§ **Exercise input**
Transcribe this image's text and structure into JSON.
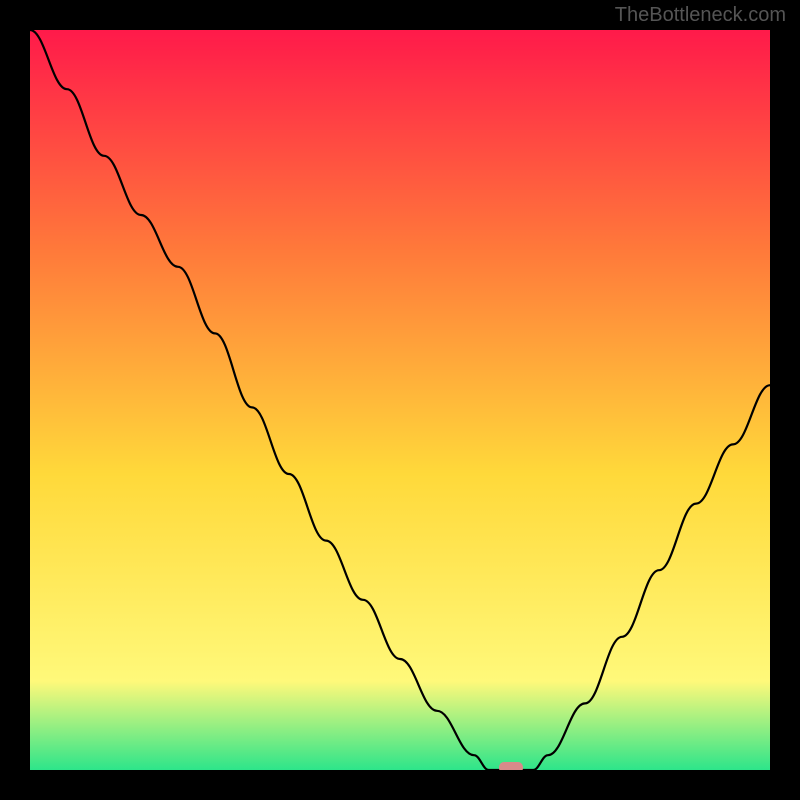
{
  "watermark": "TheBottleneck.com",
  "chart_data": {
    "type": "line",
    "title": "",
    "xlabel": "",
    "ylabel": "",
    "x": [
      0,
      5,
      10,
      15,
      20,
      25,
      30,
      35,
      40,
      45,
      50,
      55,
      60,
      62,
      64,
      66,
      68,
      70,
      75,
      80,
      85,
      90,
      95,
      100
    ],
    "values": [
      100,
      92,
      83,
      75,
      68,
      59,
      49,
      40,
      31,
      23,
      15,
      8,
      2,
      0,
      0,
      0,
      0,
      2,
      9,
      18,
      27,
      36,
      44,
      52
    ],
    "xlim": [
      0,
      100
    ],
    "ylim": [
      0,
      100
    ],
    "gradient_colors": {
      "top": "#ff1a4a",
      "upper_mid": "#ff7a3a",
      "mid": "#ffd93a",
      "lower_mid": "#fff97a",
      "bottom": "#2de58a"
    },
    "marker": {
      "x": 65,
      "y": 0,
      "color": "#d88a8a"
    }
  }
}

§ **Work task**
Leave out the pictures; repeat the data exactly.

§ **Result**
Transcribe this image's text and structure into JSON.
{
  "watermark": "TheBottleneck.com",
  "chart_data": {
    "type": "line",
    "title": "",
    "xlabel": "",
    "ylabel": "",
    "x": [
      0,
      5,
      10,
      15,
      20,
      25,
      30,
      35,
      40,
      45,
      50,
      55,
      60,
      62,
      64,
      66,
      68,
      70,
      75,
      80,
      85,
      90,
      95,
      100
    ],
    "values": [
      100,
      92,
      83,
      75,
      68,
      59,
      49,
      40,
      31,
      23,
      15,
      8,
      2,
      0,
      0,
      0,
      0,
      2,
      9,
      18,
      27,
      36,
      44,
      52
    ],
    "xlim": [
      0,
      100
    ],
    "ylim": [
      0,
      100
    ],
    "gradient_colors": {
      "top": "#ff1a4a",
      "upper_mid": "#ff7a3a",
      "mid": "#ffd93a",
      "lower_mid": "#fff97a",
      "bottom": "#2de58a"
    },
    "marker": {
      "x": 65,
      "y": 0,
      "color": "#d88a8a"
    }
  }
}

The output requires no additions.